It was an amazing weekend, I learned tons, met some lovely people, made more connections and came away even more self-assured that what I am doing is what I am meant to do. When you work on your own, you do have times you doubt yourself, or at least I do. I have put out the offer to those folks at the workshop that if they have questions, or would like me to come and talk to them, or their group, about what it is like to live with this condition, I am more than willing to do so.
As I said, it was an amazing workshop, and I met some lovely people and some asked me really good questions and great conversations happened. It was really cool when someone told me they recognized my name from the article I wrote, - someone had forwarded it to him. Someone else came up to me and said...” Since you’re the one expert here, what do you think of the workshop?” I smiled and said, “Awe, thanks”. I told her the workshop was great, and everything the facilitator was saying was right on, and that it was good to learn the science behind the condition. I now have a better understanding physiologically what was happening in my body and brain when I was switching, memory lapses etc., I now understand. And I also realized how far I had come. That is pretty amazing, and powerful.
One morning following the workshop I was going for a walk through the woods and I was thinking of how far I have come in this healing journey of mine. I thought back to the days before I was diagnosed and thought I was crazy, losing my mind and at times, wondered if I had early onset Alzheimer’s. I wondered why other people could seem to function and remember appointments, to pay bills, etc. and I couldn’t. I wondered if life would ever get better, or even if there was a “better.” Those were some dark days. During those days I could never imagine I would be where I am now, doing what I am doing, and being able to walk into a room full of strangers, all professionals, and not only feel confident about who I am and what I know, but believe, and know in my bones that I have something to offer.
It took a long time to get here, a lot of work, a lot of tears, a lot of support. There were many moments of doubt, and I know I will still have those moments now and then. I know I will have good days, and not so good days, but during those not so good days, I know it will get better.
I also know that I am here, not because of giant leaps, but because of thousands and thousands of baby steps, some so small they were microscopic.
Sometimes we can become overwhelmed by the enormity of a task, I know I do. Things can seem so big that it just overwhelms us and we don’t know where to start.
I want to tell you that things change when we make little steps. Sometimes, when we are struggling we can’t seem to make a full step, I understand that so well. When those times arrive, do baby, or micro steps. What is a micro step you may ask? If you are breathing, that is a micro step forward!
The steps don’t need to be huge, because many little steps add up.
NASA did not decide to land a man on the moon, then do it. It took many years and many steps, and a lot of support to get there. I didn’t get where I am, and develop the ability to do what I can now do because I thought of it. It took many years, many steps, and a lot of support. But, like landing the man on the moon, being where I am today is also pretty frigging amazing!

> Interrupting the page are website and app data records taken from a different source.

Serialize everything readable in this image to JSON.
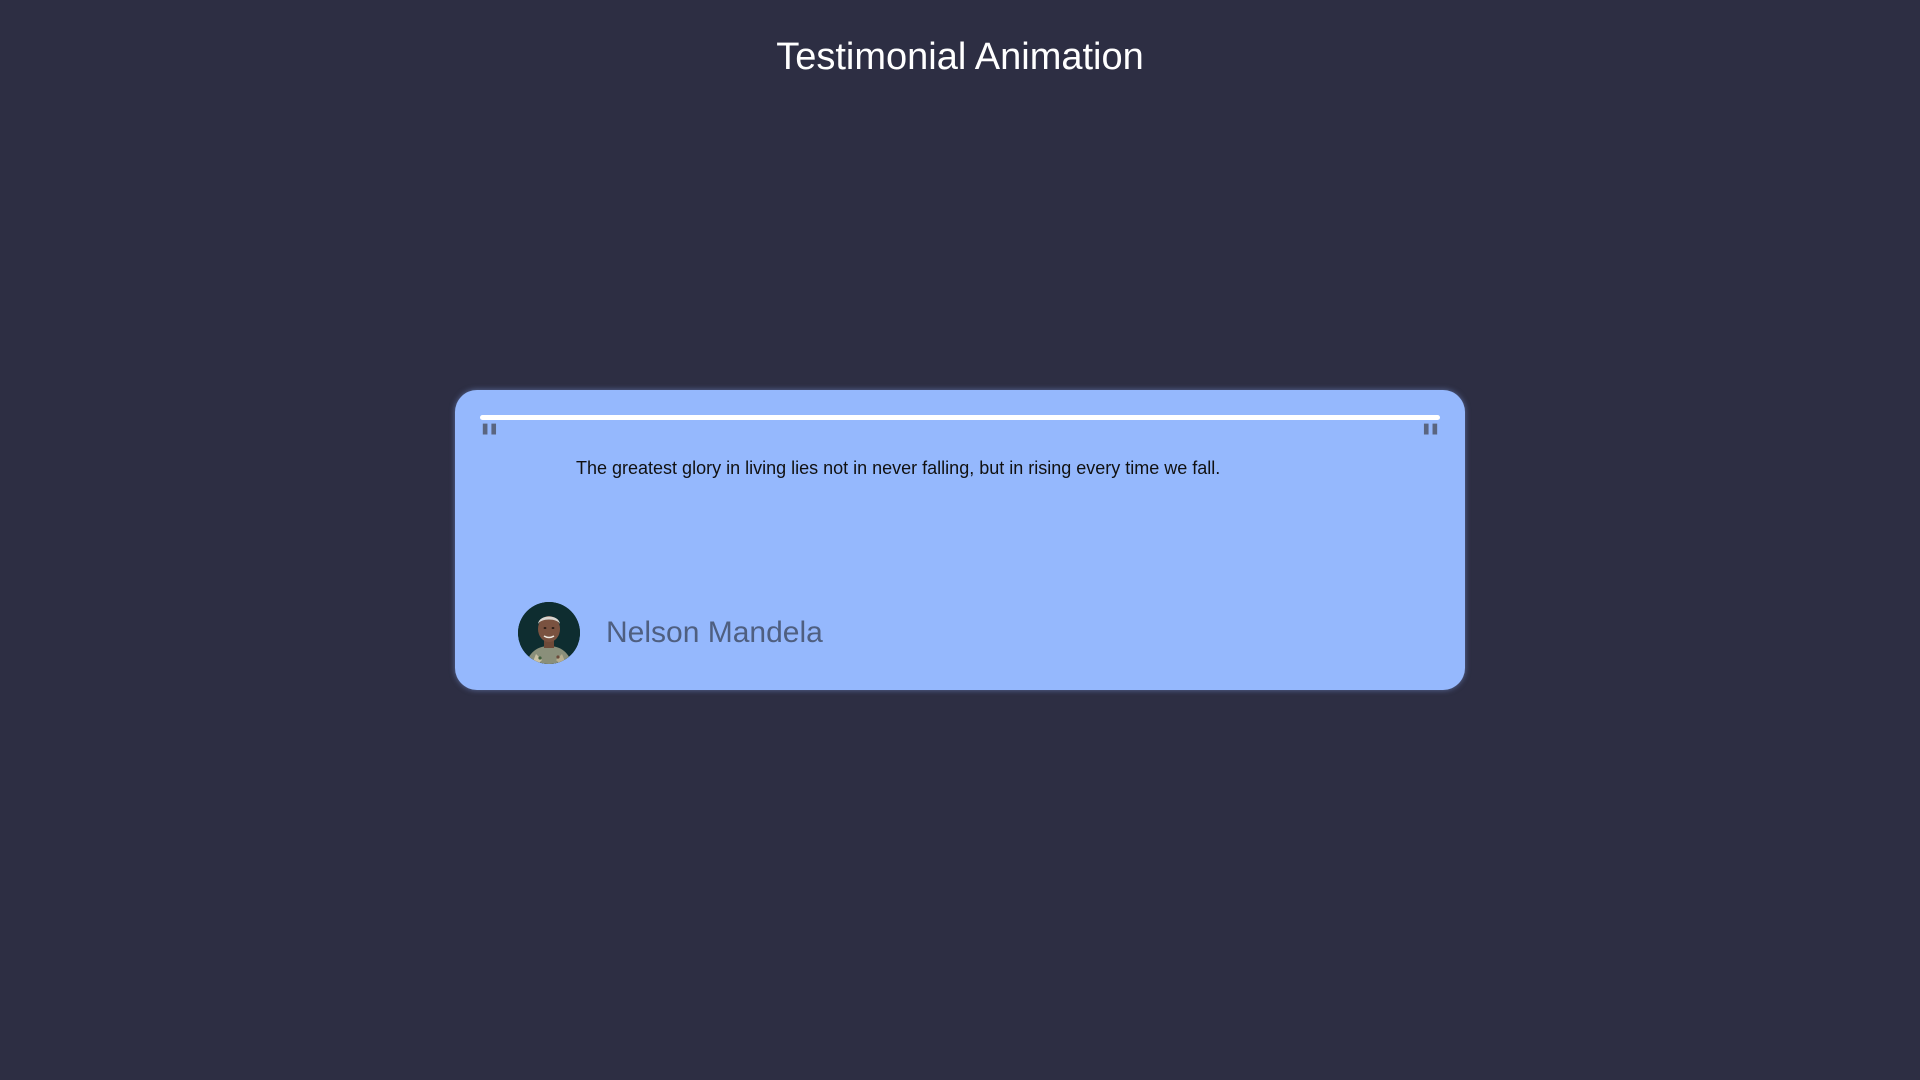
{
  "page": {
    "title": "Testimonial Animation"
  },
  "testimonial": {
    "quote": "The greatest glory in living lies not in never falling, but in rising every time we fall.",
    "author": "Nelson Mandela",
    "open_quote_glyph": "\"",
    "close_quote_glyph": "\"",
    "progress_fraction": 1.0
  },
  "colors": {
    "background": "#2d2e43",
    "card": "#95b8fd",
    "progress": "#ffffff",
    "author_text": "#4f5f80"
  },
  "icons": {
    "open_quote": "quote-open-icon",
    "close_quote": "quote-close-icon"
  }
}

Those are my thoughts for today, may you be kind to yourself during this journey we call life.
Cheers and be well
PS- here is a link to The I.S.S.T.D. http://www.isst-d.org/

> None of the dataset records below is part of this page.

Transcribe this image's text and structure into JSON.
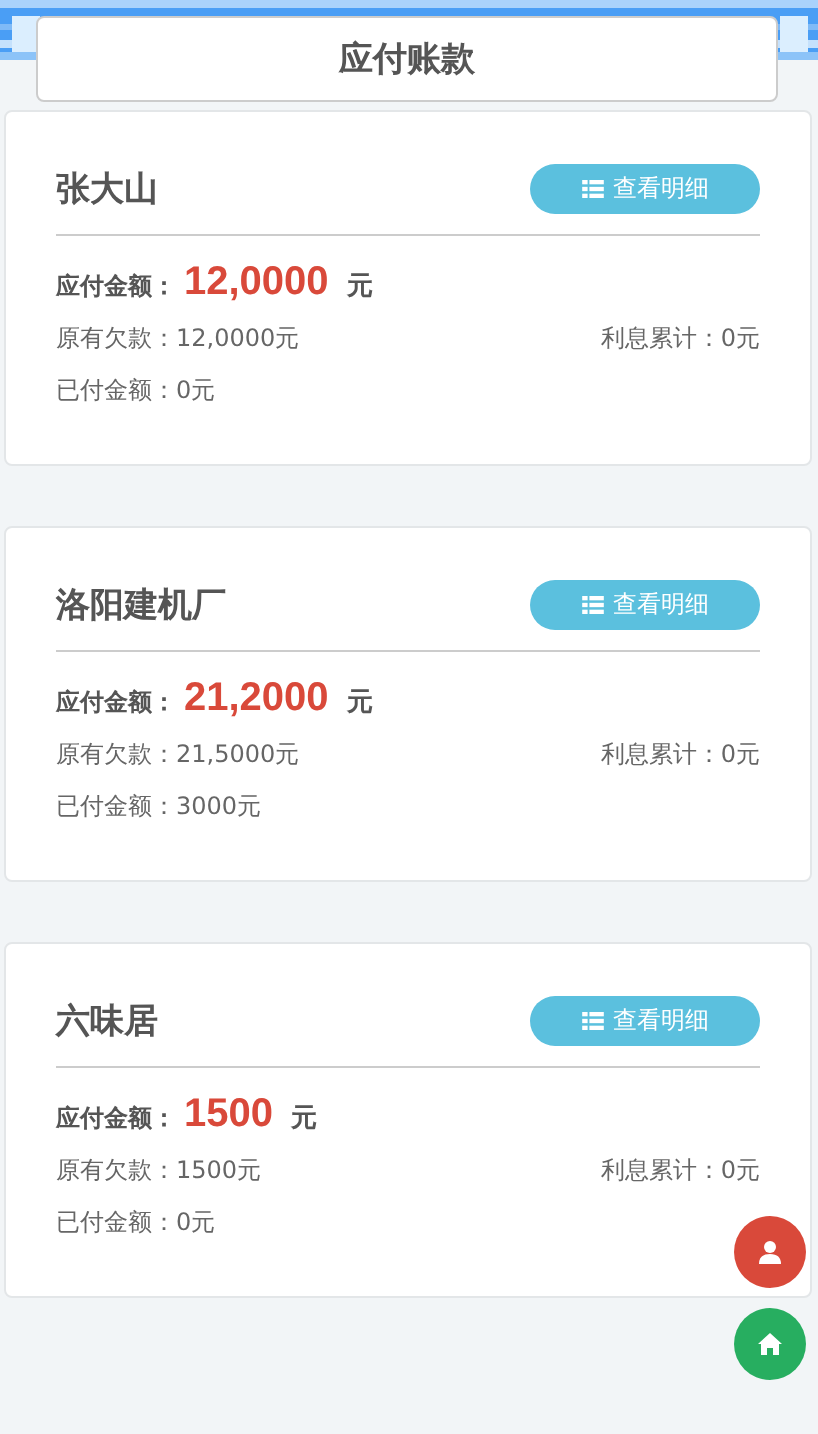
{
  "header": {
    "title": "应付账款"
  },
  "accounts": [
    {
      "name": "张大山",
      "button": "查看明细",
      "amount_label": "应付金额：",
      "amount": "12,0000",
      "unit": "元",
      "original_debt": "原有欠款：12,0000元",
      "interest": "利息累计：0元",
      "paid": "已付金额：0元"
    },
    {
      "name": "洛阳建机厂",
      "button": "查看明细",
      "amount_label": "应付金额：",
      "amount": "21,2000",
      "unit": "元",
      "original_debt": "原有欠款：21,5000元",
      "interest": "利息累计：0元",
      "paid": "已付金额：3000元"
    },
    {
      "name": "六味居",
      "button": "查看明细",
      "amount_label": "应付金额：",
      "amount": "1500",
      "unit": "元",
      "original_debt": "原有欠款：1500元",
      "interest": "利息累计：0元",
      "paid": "已付金额：0元"
    }
  ],
  "floating_buttons": [
    {
      "kind": "user",
      "color": "#d9493a"
    },
    {
      "kind": "home",
      "color": "#27ae60"
    }
  ]
}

Here is a link to Christine C. Former, she was amazing, authentic, knowledgeable and funny J https://www.thetraumatherapistproject.com/podcast/christine-forner-ba-bsw-msw/